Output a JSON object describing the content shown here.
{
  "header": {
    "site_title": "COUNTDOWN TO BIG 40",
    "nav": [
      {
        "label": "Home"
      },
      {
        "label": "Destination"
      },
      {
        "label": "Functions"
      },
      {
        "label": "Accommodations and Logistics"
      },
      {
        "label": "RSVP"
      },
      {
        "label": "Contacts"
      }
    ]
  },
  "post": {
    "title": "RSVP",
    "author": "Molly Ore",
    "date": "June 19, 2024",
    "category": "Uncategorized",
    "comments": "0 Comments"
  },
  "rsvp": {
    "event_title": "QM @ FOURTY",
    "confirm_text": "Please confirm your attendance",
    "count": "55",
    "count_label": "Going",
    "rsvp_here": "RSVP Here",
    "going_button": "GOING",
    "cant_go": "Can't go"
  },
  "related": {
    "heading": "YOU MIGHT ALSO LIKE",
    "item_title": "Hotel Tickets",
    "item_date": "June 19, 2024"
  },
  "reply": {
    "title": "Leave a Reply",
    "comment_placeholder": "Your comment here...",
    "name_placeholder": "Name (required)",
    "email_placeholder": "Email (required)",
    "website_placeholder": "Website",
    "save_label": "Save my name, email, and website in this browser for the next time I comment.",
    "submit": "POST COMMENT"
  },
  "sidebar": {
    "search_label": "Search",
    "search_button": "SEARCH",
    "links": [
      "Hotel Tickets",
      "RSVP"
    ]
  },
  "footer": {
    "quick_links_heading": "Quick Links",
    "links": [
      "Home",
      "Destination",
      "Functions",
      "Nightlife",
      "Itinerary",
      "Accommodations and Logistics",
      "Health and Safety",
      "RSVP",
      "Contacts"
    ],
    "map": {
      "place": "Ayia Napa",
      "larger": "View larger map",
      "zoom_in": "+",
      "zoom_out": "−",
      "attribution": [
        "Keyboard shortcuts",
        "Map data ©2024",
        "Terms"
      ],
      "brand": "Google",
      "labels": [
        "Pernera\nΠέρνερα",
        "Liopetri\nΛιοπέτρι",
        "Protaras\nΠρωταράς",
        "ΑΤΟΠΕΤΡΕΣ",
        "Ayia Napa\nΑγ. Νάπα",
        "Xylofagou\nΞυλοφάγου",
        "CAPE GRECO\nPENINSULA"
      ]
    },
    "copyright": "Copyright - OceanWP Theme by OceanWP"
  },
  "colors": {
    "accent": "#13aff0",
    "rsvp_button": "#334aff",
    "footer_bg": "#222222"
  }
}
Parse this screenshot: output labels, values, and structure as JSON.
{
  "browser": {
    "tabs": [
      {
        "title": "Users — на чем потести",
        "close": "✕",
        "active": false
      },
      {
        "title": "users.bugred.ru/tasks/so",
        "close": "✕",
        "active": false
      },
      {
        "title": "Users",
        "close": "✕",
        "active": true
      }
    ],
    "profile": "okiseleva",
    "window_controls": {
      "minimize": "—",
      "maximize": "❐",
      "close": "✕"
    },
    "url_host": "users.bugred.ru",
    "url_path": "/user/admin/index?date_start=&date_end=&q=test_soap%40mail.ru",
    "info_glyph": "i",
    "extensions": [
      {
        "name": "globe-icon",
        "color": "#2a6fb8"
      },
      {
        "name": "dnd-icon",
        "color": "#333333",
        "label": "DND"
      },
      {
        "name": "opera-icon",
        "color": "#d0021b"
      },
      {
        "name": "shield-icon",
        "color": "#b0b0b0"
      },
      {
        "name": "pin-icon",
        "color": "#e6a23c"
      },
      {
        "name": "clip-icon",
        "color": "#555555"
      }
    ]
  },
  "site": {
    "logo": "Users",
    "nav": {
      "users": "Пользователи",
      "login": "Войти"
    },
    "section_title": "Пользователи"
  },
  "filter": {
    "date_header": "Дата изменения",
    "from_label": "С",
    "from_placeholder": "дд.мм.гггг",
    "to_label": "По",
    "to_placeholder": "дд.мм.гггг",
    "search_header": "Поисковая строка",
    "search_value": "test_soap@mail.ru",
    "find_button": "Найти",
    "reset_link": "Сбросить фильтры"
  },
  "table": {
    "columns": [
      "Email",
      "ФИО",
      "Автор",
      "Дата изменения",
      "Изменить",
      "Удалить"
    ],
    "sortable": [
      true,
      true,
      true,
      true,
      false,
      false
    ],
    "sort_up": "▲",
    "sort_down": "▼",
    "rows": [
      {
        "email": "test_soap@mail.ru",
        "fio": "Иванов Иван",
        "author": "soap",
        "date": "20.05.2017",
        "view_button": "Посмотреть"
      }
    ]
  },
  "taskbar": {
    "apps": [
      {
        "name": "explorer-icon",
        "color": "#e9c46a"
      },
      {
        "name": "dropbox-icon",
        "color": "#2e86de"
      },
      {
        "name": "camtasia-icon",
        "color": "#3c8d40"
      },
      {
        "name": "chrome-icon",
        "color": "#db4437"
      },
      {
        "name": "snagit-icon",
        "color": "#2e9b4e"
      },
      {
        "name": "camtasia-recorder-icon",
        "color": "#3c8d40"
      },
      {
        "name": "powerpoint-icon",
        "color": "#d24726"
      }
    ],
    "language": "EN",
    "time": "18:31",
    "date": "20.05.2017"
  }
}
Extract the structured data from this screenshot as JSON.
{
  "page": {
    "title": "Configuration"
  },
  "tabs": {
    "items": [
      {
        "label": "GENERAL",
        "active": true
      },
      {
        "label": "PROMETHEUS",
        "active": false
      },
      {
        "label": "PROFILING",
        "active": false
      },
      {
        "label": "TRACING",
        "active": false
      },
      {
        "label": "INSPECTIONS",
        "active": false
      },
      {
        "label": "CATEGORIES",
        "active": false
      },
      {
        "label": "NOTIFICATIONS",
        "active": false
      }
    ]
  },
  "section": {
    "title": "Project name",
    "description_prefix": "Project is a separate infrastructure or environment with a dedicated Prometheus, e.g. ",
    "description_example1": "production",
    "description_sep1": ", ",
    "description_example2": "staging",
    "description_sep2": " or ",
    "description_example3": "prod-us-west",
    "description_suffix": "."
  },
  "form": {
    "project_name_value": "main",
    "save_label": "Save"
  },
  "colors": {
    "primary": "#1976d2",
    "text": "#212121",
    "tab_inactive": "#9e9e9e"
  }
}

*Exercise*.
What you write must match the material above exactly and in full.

*Your response*.
Output a JSON object describing the content shown here.
{
  "header": {
    "site_title": "COUNTDOWN TO BIG 40",
    "nav": [
      {
        "label": "Home"
      },
      {
        "label": "Destination"
      },
      {
        "label": "Functions"
      },
      {
        "label": "Accommodations and Logistics"
      },
      {
        "label": "RSVP"
      },
      {
        "label": "Contacts"
      }
    ]
  },
  "post": {
    "title": "RSVP",
    "author": "Molly Ore",
    "date": "June 19, 2024",
    "category": "Uncategorized",
    "comments": "0 Comments"
  },
  "rsvp": {
    "event_title": "QM @ FOURTY",
    "confirm_text": "Please confirm your attendance",
    "count": "55",
    "count_label": "Going",
    "rsvp_here": "RSVP Here",
    "going_button": "GOING",
    "cant_go": "Can't go"
  },
  "related": {
    "heading": "YOU MIGHT ALSO LIKE",
    "item_title": "Hotel Tickets",
    "item_date": "June 19, 2024"
  },
  "reply": {
    "title": "Leave a Reply",
    "comment_placeholder": "Your comment here...",
    "name_placeholder": "Name (required)",
    "email_placeholder": "Email (required)",
    "website_placeholder": "Website",
    "save_label": "Save my name, email, and website in this browser for the next time I comment.",
    "submit": "POST COMMENT"
  },
  "sidebar": {
    "search_label": "Search",
    "search_button": "SEARCH",
    "links": [
      "Hotel Tickets",
      "RSVP"
    ]
  },
  "footer": {
    "quick_links_heading": "Quick Links",
    "links": [
      "Home",
      "Destination",
      "Functions",
      "Nightlife",
      "Itinerary",
      "Accommodations and Logistics",
      "Health and Safety",
      "RSVP",
      "Contacts"
    ],
    "map": {
      "place": "Ayia Napa",
      "larger": "View larger map",
      "zoom_in": "+",
      "zoom_out": "−",
      "attribution": [
        "Keyboard shortcuts",
        "Map data ©2024",
        "Terms"
      ],
      "brand": "Google",
      "labels": [
        "Pernera\nΠέρνερα",
        "Liopetri\nΛιοπέτρι",
        "Protaras\nΠρωταράς",
        "ΑΤΟΠΕΤΡΕΣ",
        "Ayia Napa\nΑγ. Νάπα",
        "Xylofagou\nΞυλοφάγου",
        "CAPE GRECO\nPENINSULA"
      ]
    },
    "copyright": "Copyright - OceanWP Theme by OceanWP"
  },
  "colors": {
    "accent": "#13aff0",
    "rsvp_button": "#334aff",
    "footer_bg": "#222222"
  }
}
Parse this screenshot: output labels, values, and structure as JSON.
{
  "browser": {
    "tabs": [
      {
        "title": "Users — на чем потести",
        "close": "✕",
        "active": false
      },
      {
        "title": "users.bugred.ru/tasks/so",
        "close": "✕",
        "active": false
      },
      {
        "title": "Users",
        "close": "✕",
        "active": true
      }
    ],
    "profile": "okiseleva",
    "window_controls": {
      "minimize": "—",
      "maximize": "❐",
      "close": "✕"
    },
    "url_host": "users.bugred.ru",
    "url_path": "/user/admin/index?date_start=&date_end=&q=test_soap%40mail.ru",
    "info_glyph": "i",
    "extensions": [
      {
        "name": "globe-icon",
        "color": "#2a6fb8"
      },
      {
        "name": "dnd-icon",
        "color": "#333333",
        "label": "DND"
      },
      {
        "name": "opera-icon",
        "color": "#d0021b"
      },
      {
        "name": "shield-icon",
        "color": "#b0b0b0"
      },
      {
        "name": "pin-icon",
        "color": "#e6a23c"
      },
      {
        "name": "clip-icon",
        "color": "#555555"
      }
    ]
  },
  "site": {
    "logo": "Users",
    "nav": {
      "users": "Пользователи",
      "login": "Войти"
    },
    "section_title": "Пользователи"
  },
  "filter": {
    "date_header": "Дата изменения",
    "from_label": "С",
    "from_placeholder": "дд.мм.гггг",
    "to_label": "По",
    "to_placeholder": "дд.мм.гггг",
    "search_header": "Поисковая строка",
    "search_value": "test_soap@mail.ru",
    "find_button": "Найти",
    "reset_link": "Сбросить фильтры"
  },
  "table": {
    "columns": [
      "Email",
      "ФИО",
      "Автор",
      "Дата изменения",
      "Изменить",
      "Удалить"
    ],
    "sortable": [
      true,
      true,
      true,
      true,
      false,
      false
    ],
    "sort_up": "▲",
    "sort_down": "▼",
    "rows": [
      {
        "email": "test_soap@mail.ru",
        "fio": "Иванов Иван",
        "author": "soap",
        "date": "20.05.2017",
        "view_button": "Посмотреть"
      }
    ]
  },
  "taskbar": {
    "apps": [
      {
        "name": "explorer-icon",
        "color": "#e9c46a"
      },
      {
        "name": "dropbox-icon",
        "color": "#2e86de"
      },
      {
        "name": "camtasia-icon",
        "color": "#3c8d40"
      },
      {
        "name": "chrome-icon",
        "color": "#db4437"
      },
      {
        "name": "snagit-icon",
        "color": "#2e9b4e"
      },
      {
        "name": "camtasia-recorder-icon",
        "color": "#3c8d40"
      },
      {
        "name": "powerpoint-icon",
        "color": "#d24726"
      }
    ],
    "language": "EN",
    "time": "18:31",
    "date": "20.05.2017"
  }
}
Extract the structured data from this screenshot as JSON.
{
  "page": {
    "title": "Configuration"
  },
  "tabs": {
    "items": [
      {
        "label": "GENERAL",
        "active": true
      },
      {
        "label": "PROMETHEUS",
        "active": false
      },
      {
        "label": "PROFILING",
        "active": false
      },
      {
        "label": "TRACING",
        "active": false
      },
      {
        "label": "INSPECTIONS",
        "active": false
      },
      {
        "label": "CATEGORIES",
        "active": false
      },
      {
        "label": "NOTIFICATIONS",
        "active": false
      }
    ]
  },
  "section": {
    "title": "Project name",
    "description_prefix": "Project is a separate infrastructure or environment with a dedicated Prometheus, e.g. ",
    "description_example1": "production",
    "description_sep1": ", ",
    "description_example2": "staging",
    "description_sep2": " or ",
    "description_example3": "prod-us-west",
    "description_suffix": "."
  },
  "form": {
    "project_name_value": "main",
    "save_label": "Save"
  },
  "colors": {
    "primary": "#1976d2",
    "text": "#212121",
    "tab_inactive": "#9e9e9e"
  }
}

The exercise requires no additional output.